You may have brought the dark, but together we will shine a light.Students of Parkland High School wrote these lyrics to their song, “Shine,” in response to the violence that took the lives of their classmates and teachers in February. These lyrics remind us that mass violence affects not only those who are killed or physically injured, but those who are traumatized by losing loved ones or by witnessing violence. However, the lyrics also remind us that we can heal from trauma.

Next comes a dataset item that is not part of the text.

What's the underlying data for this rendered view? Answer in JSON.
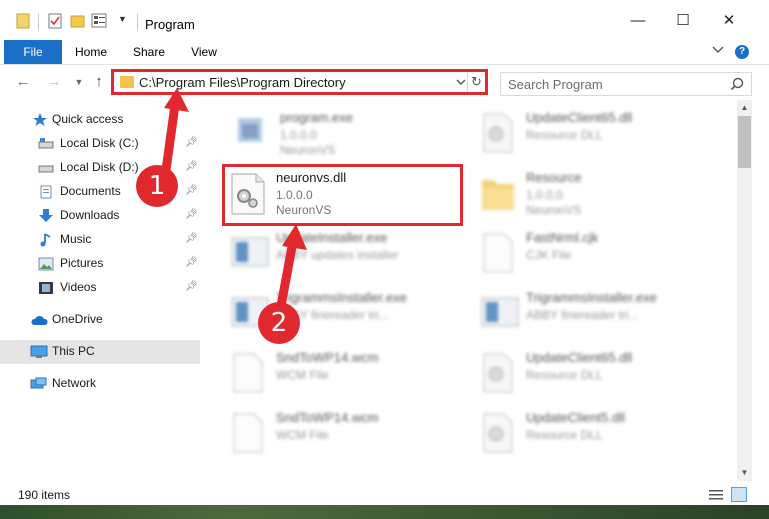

SAMHSA joins national organizations and hundreds of communities in observing Mental Health Awareness Month, we have more possibilities than ever before to prevent, treat, and promote recovery from mental illness. The President and this Administration have made behavioral health a primary focus of its public health efforts, particularly opioid addiction and serious mental illness (SMI). I hope that you will join us in our efforts.A critical part of SAMHSA’s activities moving forward in the area of SMI is the work of the Interdepartmental Serious Mental Illness Coordinating Committee (ISMICC). Formed in 2017, the ISMICC is a new Committee, included in a law called the 21st Century Cures Act, composed of federal and non-federal members.